It is even saying that customers should go to its competitors if they need a book published by the major New York publishing house quickly.
The e-commerce giant said late Tuesday it has been ordering less stock from Hachette and stopped letting customers pre-order books by Hachette authors, which include J.K. Rowling, James Patterson and Michael Connelley. Hachette said the changes affect about 5,000 titles. The changes had been widely reported butAmazon had not commented on them previously.
"If you order 1,000 items from Amazon, 989 will be unaffected by this interruption," Amazon said in a statement. "If you do need one of the affected titles quickly, we regret the inconvenience and encourage you to purchase a new or used version from one of our third-party sellers or from one of our competitors."
Hachette on Friday and then again on Wednesday that it would "spare no effort" to resume normal business operations with Amazon.
But Amazon said Tuesday it was "not optimistic" the companies would reach an agreement soon.
"Hachette has operated in good faith and we admire the company and its executives," Amazon said in a statement. "Nevertheless, the two companies have so far failed to find a solution."
Amazon and Hachette are reportedly at odds over terms for e-book prices, at a time when Amazon is in a position of strength and vulnerability. The Seattle-based company is the most powerful force in the book market, believed to have a share of more than 60 percent of e-book sales and at least a third of book sales overall. Rivals have struggled to compete with Amazon's discounts and customer service.
But recent earnings reports have been disappointing and Amazon's stock prices, which surged for years despite narrow profits, have dropped sharply in 2014.
Numerous Hachette authors have criticized Amazon in recent weeks, including Sherman Alexie and James Patterson, who on his Facebook page noted that the purchase of books written by him, Malcolm Gladwell, Nicholas Sparks and others had been made more difficult.

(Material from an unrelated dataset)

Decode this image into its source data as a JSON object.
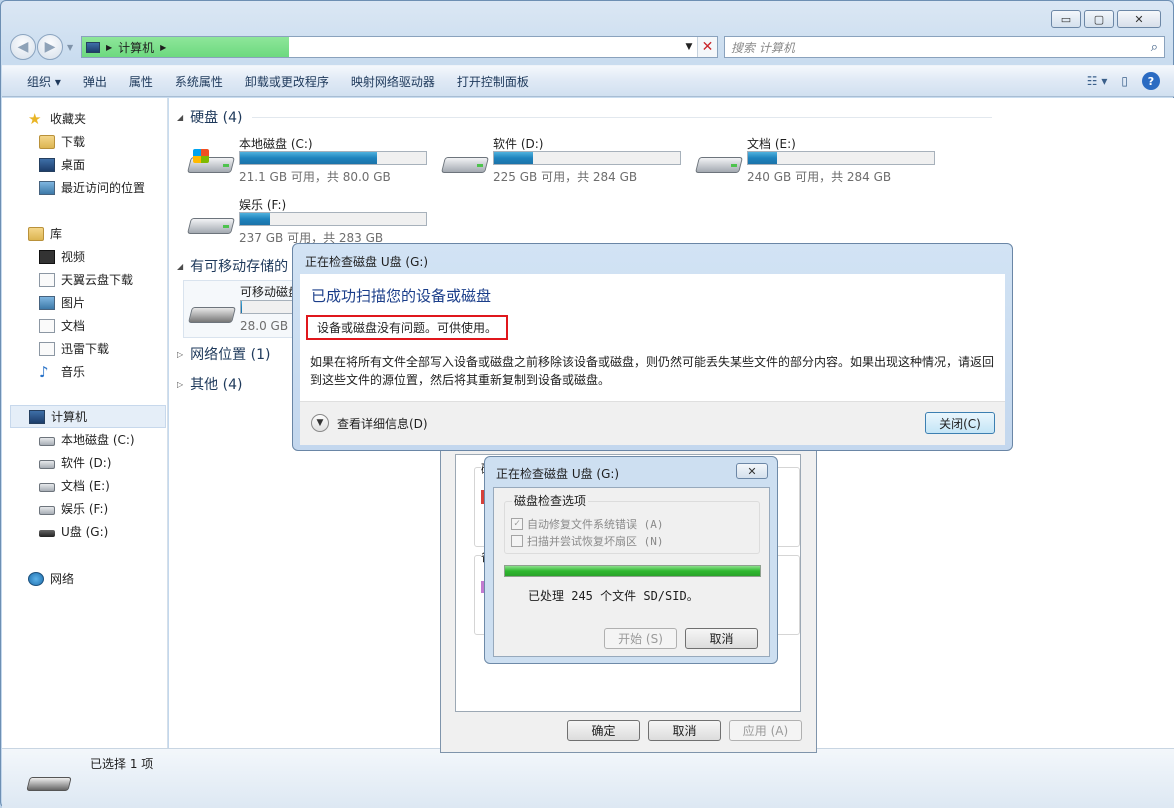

Amazon said it has offered to fund 50 percent of an author pool allocated by Hachette to lessen the impact the move has on author royalties if Hachette funds the other half.
But Hachette on Wednesday responded and said that it will wait until the companies agree on overall terms before it talks to Amazon about compensating authors for the damage the dispute has caused. Hachette, a subsidiary of French media company Lagardere, said there was more at stake than just royalties.
"In addition to royalties, (authors) are concerned with audience, career, culture, education, art, entertainment, and connection," Hachette said in a statement. "By preventing its customers from connecting with these authors' books, Amazon indicates that it considers books to be like any other consumer good. They are not."
Amazon shares rose $1.73 to $312.55 during midday trading.